Albania ・ Angola ・ Antigua and Barbuda ・ Argentina ・ Armenia ・ Australia ・ Bahrain ・ Bangladesh ・ Barbados ・ Belize ・ Benin ・ Bolivia ・ Botswana ・ Brazil ・ Brunei (Brunei Darussalam) ・ Burkina Faso ・ Burundi ・ Cambodia ・ Cameroon ・ Canada ・ Central African Republic ・ Chad ・ Chile ・ China (PRC) ・ Colombia ・ Democratic Republic of the Congo ・ Republic of the Congo ・ Costa Rica ・ Cote d'Ivoire ・ Croatia ・ Cuba ・ Djibouti ・ Dominica ・ Dominican Republic ・ Ecuador ・ Egypt ・ El Salvador ・ European Union1 ・ Fiji ・ Republic of Macedonia2 ・ Gabon ・ The Gambia ・ Georgia ・ Ghana ・ Grenada ・ Guatemala ・ Guinea ・ Guinea-Bissau ・ Guyana ・ Haiti ・ Honduras ・ Hong Kong3 ・ Iceland ・ India ・ Indonesia ・ Israel ・ Jamaica ・ Japan ・ Jordan ・ Kenya ・ South Korea ・ Kuwait ・ Kyrgyzstan ・ Lesotho ・ Liechtenstein ・ Macau3 ・ Madagascar ・ Malawi ・ Malaysia ・ Maldives ・ Mali ・ Mauritania ・ Mauritius ・ Mexico ・ Moldova ・ Mongolia ・ Morocco ・ Mozambique ・ Myanmar ・ Namibia ・ Nepal ・ New Zealand ・ Nicaragua ・ Niger ・ Nigeria ・ Norway ・ Oman ・ Pakistan ・ Panama ・ Papua New Guinea ・ Paraguay ・ Peru ・ Philippines ・ Qatar ・ Rwanda ・ St. Kitts and Nevis ・ St. Lucia ・ St. Vincent and the Grenadines ・ Saudi Arabia ・ Senegal ・ Sierra Leone ・ Singapore ・ Solomon Islands ・ South Africa ・ Sri Lanka ・ Suriname ・ Swaziland ・ Switzerland ・ Separate Customs Territory of Taiwan, Penghu, Kinmen, and Matsu ・ Tanzania ・ Thailand ・ Togo ・ Trinidad and Tobago ・ Tunisia ・ Turkey ・ Uganda ・ United Arab Emirates ・ United States ・ Uruguay ・ Venezuela ・ Vietnam ・ Zambia ・ Zimbabwe
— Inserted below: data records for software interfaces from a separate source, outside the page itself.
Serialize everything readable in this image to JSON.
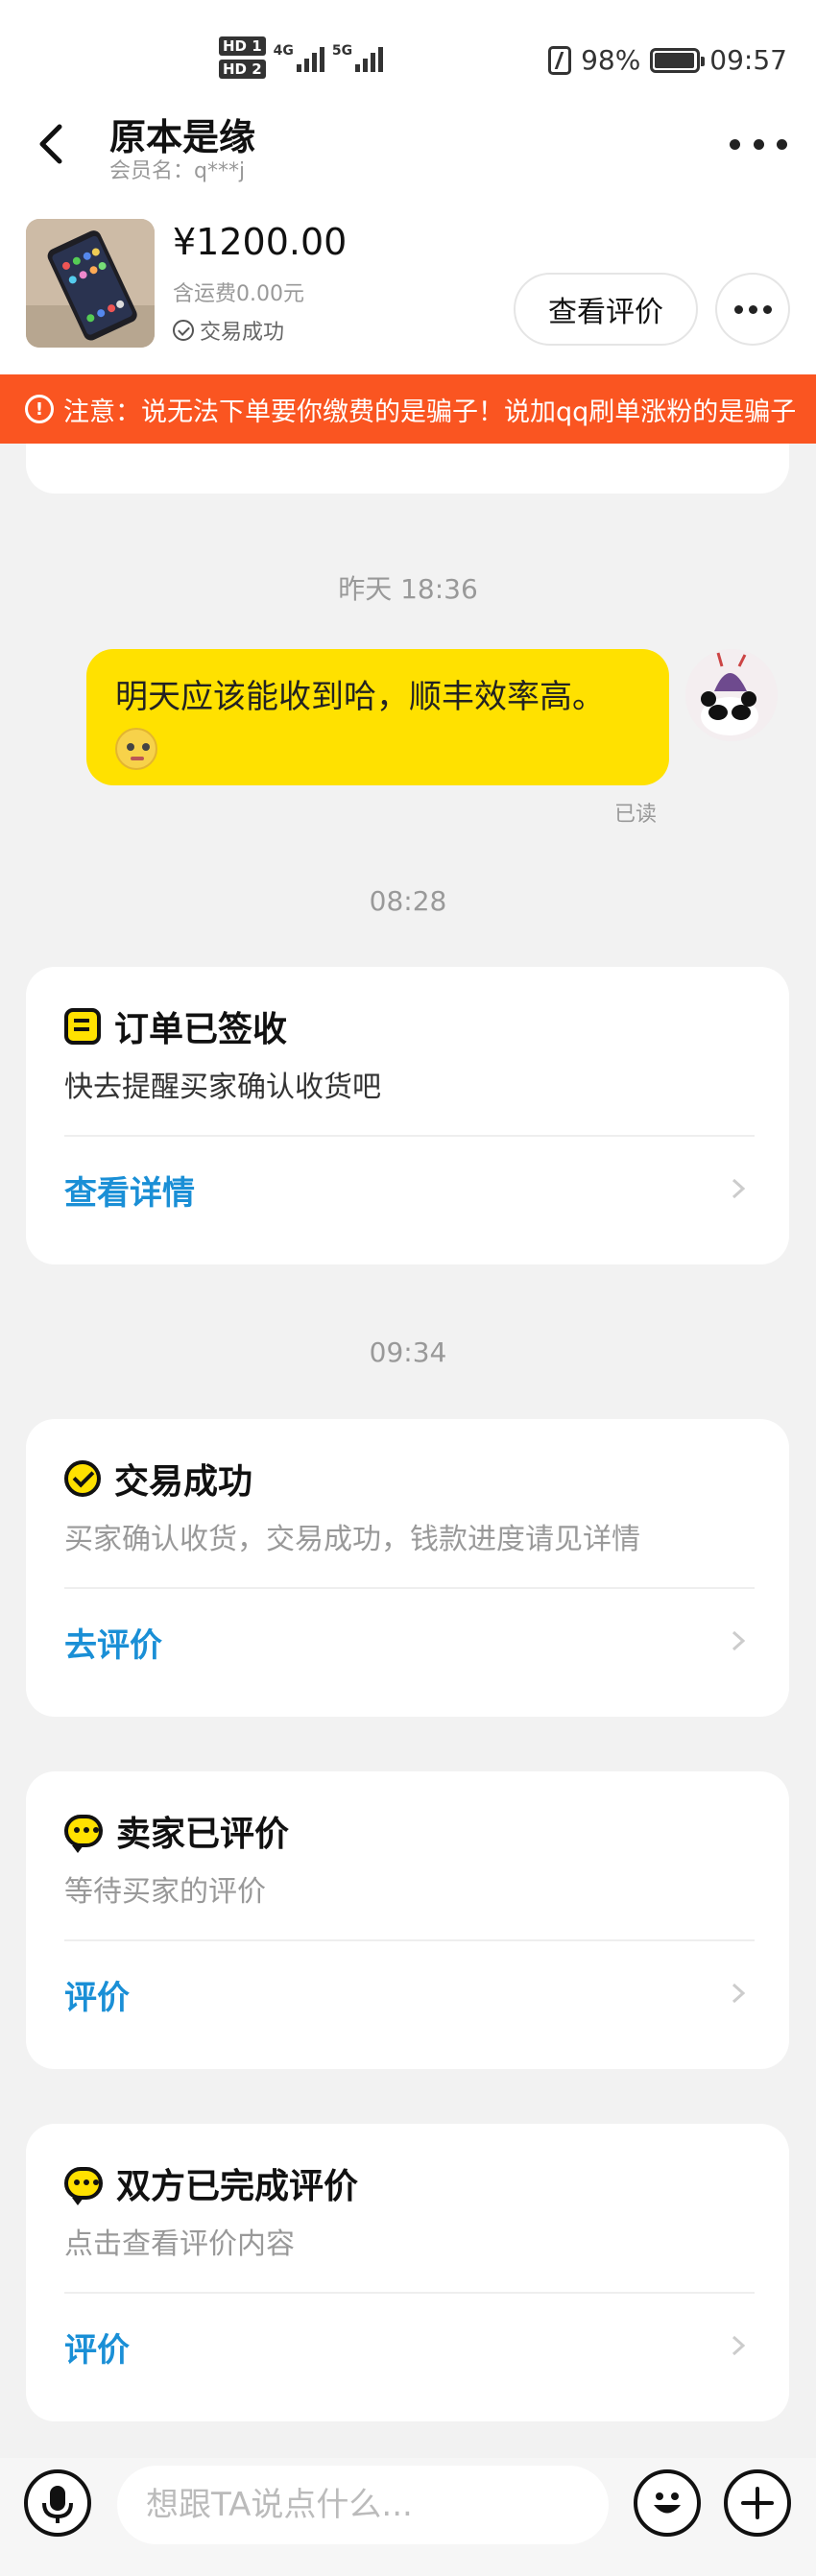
{
  "status_bar": {
    "hd1": "HD 1",
    "hd2": "HD 2",
    "net1": "4G",
    "net2": "5G",
    "battery": "98%",
    "time": "09:57"
  },
  "header": {
    "title": "原本是缘",
    "subtitle": "会员名：q***j"
  },
  "product": {
    "price": "¥1200.00",
    "shipping": "含运费0.00元",
    "status": "交易成功",
    "review_label": "查看评价"
  },
  "warning": {
    "text": "注意：说无法下单要你缴费的是骗子！说加qq刷单涨粉的是骗子"
  },
  "chat": {
    "timestamps": [
      "昨天 18:36",
      "08:28",
      "09:34"
    ],
    "message": "明天应该能收到哈，顺丰效率高。",
    "read_label": "已读"
  },
  "cards": [
    {
      "title": "订单已签收",
      "desc": "快去提醒买家确认收货吧",
      "link": "查看详情"
    },
    {
      "title": "交易成功",
      "desc": "买家确认收货，交易成功，钱款进度请见详情",
      "link": "去评价"
    },
    {
      "title": "卖家已评价",
      "desc": "等待买家的评价",
      "link": "评价"
    },
    {
      "title": "双方已完成评价",
      "desc": "点击查看评价内容",
      "link": "评价"
    }
  ],
  "input": {
    "placeholder": "想跟TA说点什么..."
  },
  "colors": {
    "accent_yellow": "#ffe100",
    "warning_orange": "#fa5521",
    "link_blue": "#1a8fd6"
  }
}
1 All twenty-seven member states of the European Union are also members of the WTO in their own right:
Austria " Belgium " Bulgaria " Cyprus " Czech Republic " Denmark " Estonia " Finland " France " Germany " Greece " Hungary " Ireland " Italy " Latvia " Lithuania " Luxembourg " Malta " Netherlands and Netherlands Antilles " Poland " Portugal " Romania " Slovakia " Slovenia " Spain " Sweden " United Kingdom

2 Also known as the Former Yugoslav Republic of Macedonia (FYROM).
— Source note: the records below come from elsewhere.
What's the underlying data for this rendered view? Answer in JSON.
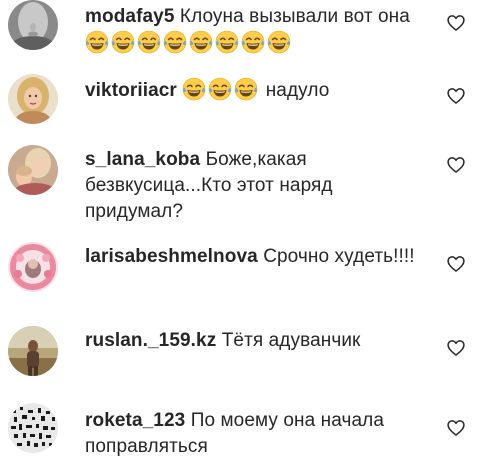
{
  "comments": [
    {
      "username": "modafay5",
      "text": "Клоуна вызывали вот она",
      "emoji": [
        "face-with-tears-of-joy",
        "face-with-tears-of-joy",
        "face-with-tears-of-joy",
        "face-with-tears-of-joy",
        "face-with-tears-of-joy",
        "face-with-tears-of-joy",
        "face-with-tears-of-joy",
        "face-with-tears-of-joy"
      ],
      "avatar_icon": "grayscale-face-photo"
    },
    {
      "username": "viktoriiacr",
      "text": "надуло",
      "emoji": [
        "face-with-tears-of-joy",
        "face-with-tears-of-joy",
        "face-with-tears-of-joy"
      ],
      "avatar_icon": "blonde-woman-photo"
    },
    {
      "username": "s_lana_koba",
      "text": "Боже,какая безвкусица...Кто этот наряд придумал?",
      "avatar_icon": "woman-with-child-photo"
    },
    {
      "username": "larisabeshmelnova",
      "text": "Срочно худеть!!!!",
      "avatar_icon": "pink-heart-wreath-photo"
    },
    {
      "username": "ruslan._159.kz",
      "text": "Тётя адуванчик",
      "avatar_icon": "person-outdoors-photo"
    },
    {
      "username": "roketa_123",
      "text": "По моему она начала поправляться",
      "avatar_icon": "black-white-pattern-photo"
    }
  ],
  "like_icon": "heart-outline-icon",
  "colors": {
    "text": "#262626",
    "background": "#ffffff",
    "emoji_face": "#ffcc4d",
    "emoji_tear": "#5dadec"
  }
}
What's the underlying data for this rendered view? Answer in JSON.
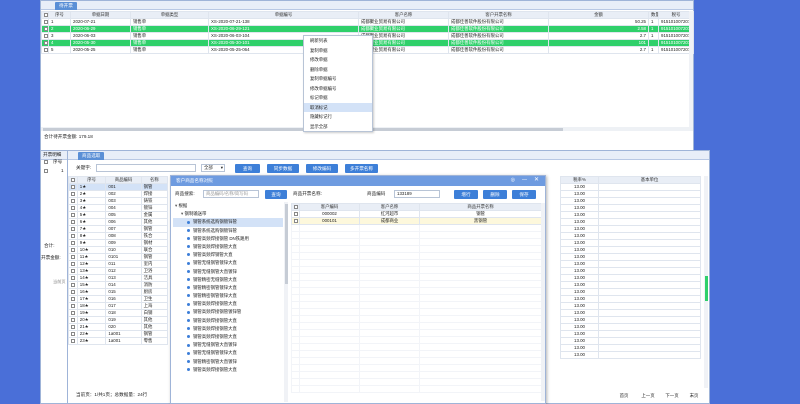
{
  "top_window": {
    "tab_label": "待开票",
    "columns": [
      "序号",
      "单据日期",
      "单据类型",
      "单据编号",
      "客户名称",
      "客户开票名称",
      "金额",
      "数量",
      "税号"
    ],
    "rows": [
      {
        "no": "1",
        "date": "2020-07-21",
        "type": "销售单",
        "code": "XS-2020-07-21-138",
        "customer": "成都聚业贸易有限公司",
        "invoice_name": "成都佳善软件股份有限公司",
        "amount": "50.25",
        "qty": "1",
        "tax": "915101007207666JF",
        "style": "normal"
      },
      {
        "no": "2",
        "date": "2020-06-29",
        "type": "销售单",
        "code": "XS-2020-06-29-121",
        "customer": "成都聚业贸易有限公司",
        "invoice_name": "成都佳善软件股份有限公司",
        "amount": "2.58",
        "qty": "1",
        "tax": "915101007207666JF",
        "style": "sel"
      },
      {
        "no": "3",
        "date": "2020-06-03",
        "type": "销售单",
        "code": "XS-2020-06-03-104",
        "customer": "成都聚业贸易有限公司",
        "invoice_name": "成都佳善软件股份有限公司",
        "amount": "2.7",
        "qty": "1",
        "tax": "915101007207666JF",
        "style": "normal"
      },
      {
        "no": "4",
        "date": "2020-05-30",
        "type": "销售单",
        "code": "XS-2020-05-30-101",
        "customer": "成都聚业贸易有限公司",
        "invoice_name": "成都佳善软件股份有限公司",
        "amount": "101",
        "qty": "",
        "tax": "915101007207666JF",
        "style": "sel"
      },
      {
        "no": "5",
        "date": "2020-05-25",
        "type": "销售单",
        "code": "XS-2020-05-25-064",
        "customer": "成都聚业贸易有限公司",
        "invoice_name": "成都佳善软件股份有限公司",
        "amount": "2.7",
        "qty": "1",
        "tax": "915101007207666JF",
        "style": "normal"
      }
    ],
    "summary": "合计待开票金额: 179.18"
  },
  "context_menu": {
    "items": [
      "刷新列表",
      "复制单据",
      "修改单据",
      "删除单据",
      "复制单据编号",
      "修改单据编号",
      "标记单据",
      "取消标记",
      "隐藏标记行",
      "显示全部"
    ],
    "highlighted_index": 7
  },
  "left_panel": {
    "header_label": "开票明细",
    "col_no": "序号",
    "row1_no": "1",
    "total_label": "合计:",
    "invoice_amount_label": "开票金额:",
    "bottom_btn": "当前页"
  },
  "product_window": {
    "tab_label": "商品选取",
    "keyword_label": "关键字:",
    "select_value": "全部",
    "query_btn": "查询",
    "sync_btn": "同步数据",
    "change_code_btn": "修改编码",
    "multi_btn": "多开票名称",
    "columns": [
      "序号",
      "商品编码",
      "名称"
    ],
    "rows": [
      {
        "no": "1★",
        "code": "001",
        "name": "钢管"
      },
      {
        "no": "2★",
        "code": "002",
        "name": "焊接"
      },
      {
        "no": "3★",
        "code": "003",
        "name": "铸铁"
      },
      {
        "no": "4★",
        "code": "004",
        "name": "镀锌"
      },
      {
        "no": "5★",
        "code": "005",
        "name": "金属"
      },
      {
        "no": "6★",
        "code": "006",
        "name": "其他"
      },
      {
        "no": "7★",
        "code": "007",
        "name": "钢管"
      },
      {
        "no": "8★",
        "code": "008",
        "name": "铁合"
      },
      {
        "no": "9★",
        "code": "009",
        "name": "钢材"
      },
      {
        "no": "10★",
        "code": "010",
        "name": "联合"
      },
      {
        "no": "11★",
        "code": "0101",
        "name": "钢管"
      },
      {
        "no": "12★",
        "code": "011",
        "name": "室内"
      },
      {
        "no": "13★",
        "code": "012",
        "name": "卫浴"
      },
      {
        "no": "14★",
        "code": "013",
        "name": "洁具"
      },
      {
        "no": "15★",
        "code": "014",
        "name": "消防"
      },
      {
        "no": "16★",
        "code": "015",
        "name": "厨房"
      },
      {
        "no": "17★",
        "code": "016",
        "name": "卫生"
      },
      {
        "no": "18★",
        "code": "017",
        "name": "上海"
      },
      {
        "no": "19★",
        "code": "018",
        "name": "白钢"
      },
      {
        "no": "20★",
        "code": "019",
        "name": "其他"
      },
      {
        "no": "21★",
        "code": "020",
        "name": "其他"
      },
      {
        "no": "22★",
        "code": "1a001",
        "name": "钢管"
      },
      {
        "no": "23★",
        "code": "1a001",
        "name": "零售"
      }
    ],
    "pager_text": "当前页：1/共1页；总数据量：24行",
    "right_columns": [
      "税率%",
      "基本单位"
    ],
    "tax_values": [
      "13.00",
      "13.00",
      "13.00",
      "13.00",
      "13.00",
      "13.00",
      "13.00",
      "13.00",
      "13.00",
      "13.00",
      "13.00",
      "13.00",
      "13.00",
      "13.00",
      "13.00",
      "13.00",
      "13.00",
      "13.00",
      "13.00",
      "13.00",
      "13.00",
      "13.00",
      "13.00",
      "13.00",
      "13.00"
    ],
    "pager_buttons": [
      "首页",
      "上一页",
      "下一页",
      "末页"
    ]
  },
  "mapping_dialog": {
    "title": "客户商品名称对照",
    "product_label": "商品搜索:",
    "product_placeholder": "商品编码/名称/简写码",
    "search_btn": "查询",
    "invoice_label": "商品开票名称:",
    "code_label": "商品编码",
    "code_value": "133189",
    "add_btn": "增行",
    "del_btn": "删除",
    "save_btn": "保存",
    "tree": [
      {
        "label": "根据",
        "indent": 0,
        "icon": "expand"
      },
      {
        "label": "钢制输送带",
        "indent": 1,
        "icon": "expand"
      },
      {
        "label": "钢管系统选购钢镀锌管",
        "indent": 2,
        "icon": "dot",
        "selected": true
      },
      {
        "label": "钢管系统选购钢镀锌管",
        "indent": 2,
        "icon": "dot"
      },
      {
        "label": "钢管高频焊接钢管 DN铁路用",
        "indent": 2,
        "icon": "dot"
      },
      {
        "label": "钢管高频焊接钢管大直",
        "indent": 2,
        "icon": "dot"
      },
      {
        "label": "钢管高频焊钢管大直",
        "indent": 2,
        "icon": "dot"
      },
      {
        "label": "钢管无缝钢管镀锌大直",
        "indent": 2,
        "icon": "dot"
      },
      {
        "label": "钢管无缝钢管大直镀锌",
        "indent": 2,
        "icon": "dot"
      },
      {
        "label": "钢管精密无缝钢管大直",
        "indent": 2,
        "icon": "dot"
      },
      {
        "label": "钢管精密钢管镀锌大直",
        "indent": 2,
        "icon": "dot"
      },
      {
        "label": "钢管精密钢管镀锌大直",
        "indent": 2,
        "icon": "dot"
      },
      {
        "label": "钢管高频焊接钢管大直",
        "indent": 2,
        "icon": "dot"
      },
      {
        "label": "钢管高频焊接钢管镀锌管",
        "indent": 2,
        "icon": "dot"
      },
      {
        "label": "钢管高频焊接钢管大直",
        "indent": 2,
        "icon": "dot"
      },
      {
        "label": "钢管高频焊接钢管大直",
        "indent": 2,
        "icon": "dot"
      },
      {
        "label": "钢管高频焊接钢管大直",
        "indent": 2,
        "icon": "dot"
      },
      {
        "label": "钢管无缝钢管大直镀锌",
        "indent": 2,
        "icon": "dot"
      },
      {
        "label": "钢管无缝钢管镀锌大直",
        "indent": 2,
        "icon": "dot"
      },
      {
        "label": "钢管精密钢管大直镀锌",
        "indent": 2,
        "icon": "dot"
      },
      {
        "label": "钢管高频焊接钢管大直",
        "indent": 2,
        "icon": "dot"
      }
    ],
    "grid_columns": [
      "客户编码",
      "客户名称",
      "商品开票名称"
    ],
    "grid_rows": [
      {
        "code": "000002",
        "name": "红河超市",
        "invoice": "钢管"
      },
      {
        "code": "000101",
        "name": "成都商业",
        "invoice": "黑钢管"
      }
    ]
  }
}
3 Special Administrative Region of the People's Republic of China.



2007 Red Cross Hoang Hoa. all rights reserved.
2007 Hội Chữ Thập Đỏ huyện Hoằng Hóa,Thanh Hóa Việt Nam. all rights reserved.
Infomation !
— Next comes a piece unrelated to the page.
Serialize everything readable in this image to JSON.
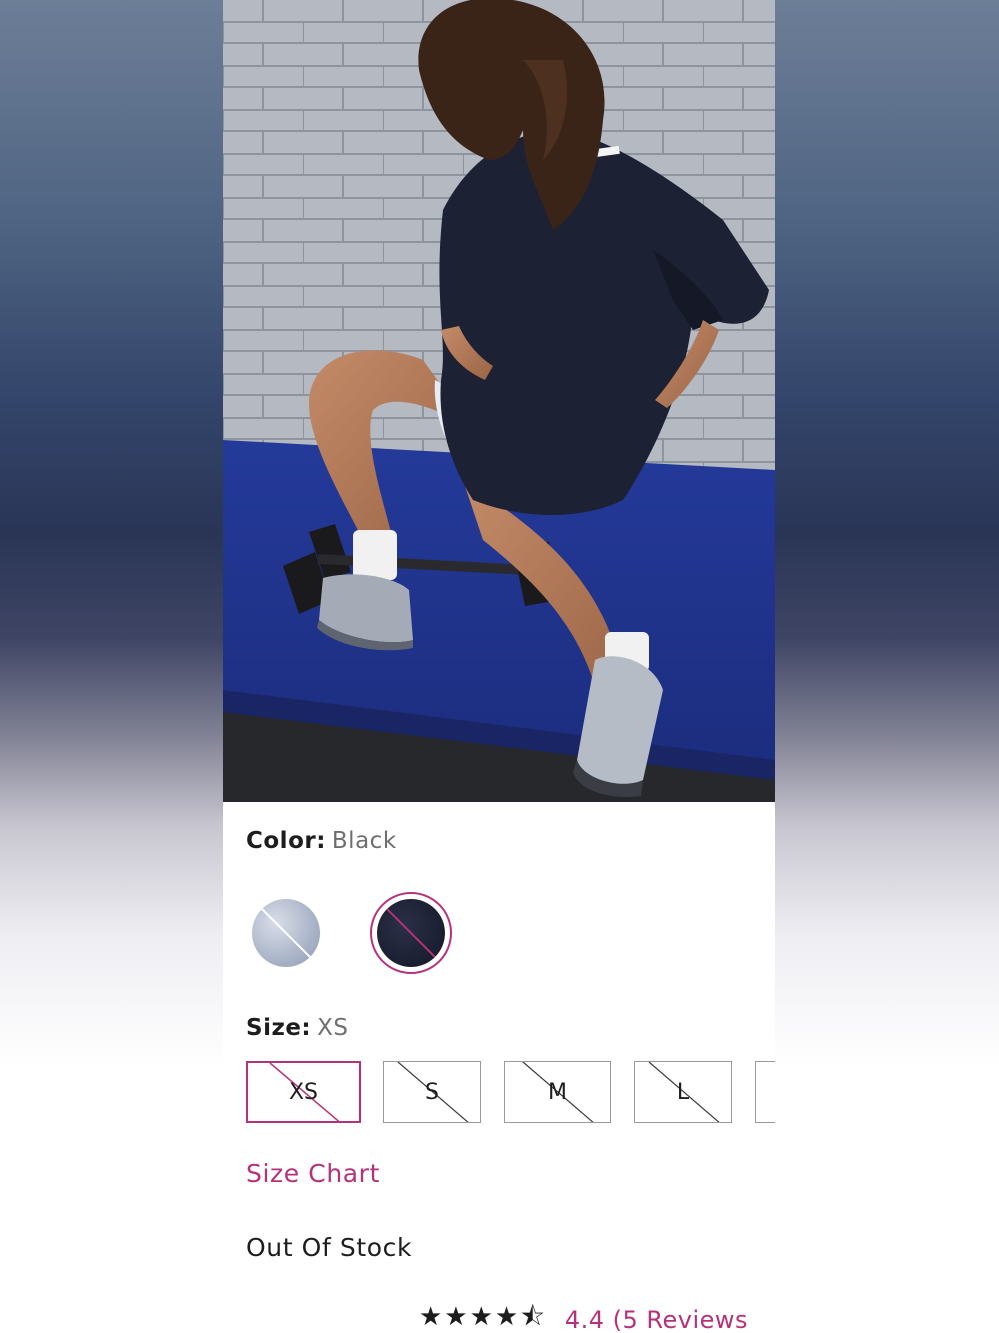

  • A Happy new year!
  • Every staff is well!
  • Ms. Huong will take a day off
  • Ms. Tamaki had arrived
  • Masashi is growing fat